One more question from a reader that I think will be a nice one to end on. How do you deal with climate anxiety and paralysis? How do you maintain hope?
It is the essential question of our time, and very complicated to answer. But in brief: I have worked my way to seeing that most of our fear and terror has to do with the knowledge that there is no way forward into this crisis and through this crisis that doesn’t involve great suffering, disruption, and pain, and lots of death. Yet a lot of our despair comes about because we see the world addressing this question as a problem of chemistry and engineering, and not of change in consciousness or change in culture. We’re afraid that there is no other kind of cultural configuration than human exceptionalism; we live in a culture that equates meaning with accumulation, and we don’t know how to get out of it.
Critic and theorist Fredric Jameson famously said that it’s easier to imagine the end of the world than the end of capitalism. And that’s why we’re terrified. No matter what we do on the chemistry end, on the reduction end, if meaning still means accumulation, we’re not going to change who we are or what we want. So the crisis is going to cause us great pain and suffering, and nothing is going to be different. If, however, we recover what so many cultures around the world have known throughout so much of human history, and begin to realize there are other ways of finding meaning—in our connections with other living things, with interbeing, with rehabilitation, with taking joy in living where we live, in committing to place and understanding what place wants, in being present and attentive and understanding the incredible diversity and agency of the more-than-human world, we may find that the world of the future has more possibility for meaning, more work and more meaningful engagement, than the world of the present.

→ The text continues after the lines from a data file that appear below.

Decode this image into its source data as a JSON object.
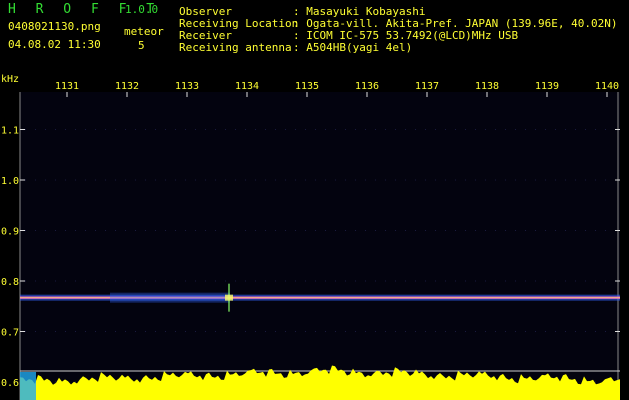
{
  "header": {
    "app_name": "H R O F F T",
    "version": "1.0.0",
    "filename": "0408021130.png",
    "datetime": "04.08.02 11:30",
    "meteor_label": "meteor",
    "meteor_count": "5"
  },
  "info": [
    {
      "label": "Observer",
      "value": ": Masayuki Kobayashi"
    },
    {
      "label": "Receiving Location",
      "value": ": Ogata-vill. Akita-Pref. JAPAN (139.96E, 40.02N)"
    },
    {
      "label": "Receiver",
      "value": ": ICOM IC-575 53.7492(@LCD)MHz USB"
    },
    {
      "label": "Receiving antenna",
      "value": ": A504HB(yagi 4el)"
    }
  ],
  "chart_data": {
    "type": "heatmap",
    "ylabel": "kHz",
    "x_ticks": [
      "1131",
      "1132",
      "1133",
      "1134",
      "1135",
      "1136",
      "1137",
      "1138",
      "1139",
      "1140"
    ],
    "y_ticks": [
      "1.1",
      "1.0",
      "0.9",
      "0.8",
      "0.7",
      "0.6"
    ],
    "y_values": [
      1.1,
      1.0,
      0.9,
      0.8,
      0.7,
      0.6
    ],
    "ylim": [
      0.6,
      1.15
    ],
    "carrier_khz": 0.767,
    "meteor_echo": {
      "x_tick": "1133",
      "frequency_khz": 0.767
    }
  },
  "colors": {
    "text": "#ffff33",
    "title": "#33dd33",
    "background": "#000000",
    "trace_core": "#dd66cc",
    "trace_edge": "#3366ff",
    "trace_hot": "#ffee44",
    "spectrum": "#ffff00"
  }
}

If we are afraid that life won’t survive the climate crisis that we’ve unleashed, I think we can console ourselves with the fact that life has survived mass extinctions that were caused by changes in the earth that are much more extreme than the ones we’ve set in motion. So in all likelihood, life will survive anything that we throw at it. Then the question is, will we be around in any capacity? I believe that our collective ingenuity and resourcefulness will, if we can transform our consciousness, find ways of rehabilitating and re-entering the community of living things, and finding a durable and renewable way of being on the planet. So if there is life and if we are around, the question is: What will replace our sense of meaning in the present? And what is hope? Hope is a willingness to commit to engage the future. In the world that I’m describing, if there is more work, and more meaning, even if it is accompanied by upheaval and pain and suffering, it may ultimately be better to make that leap into a new kind of culture and to find greater purpose than anything that the culture of commodity-mediated individualist human exceptionalism now offers us. Hope in the future will consist of tying us back together to the living planet.
This interview has been edited for length and clarity.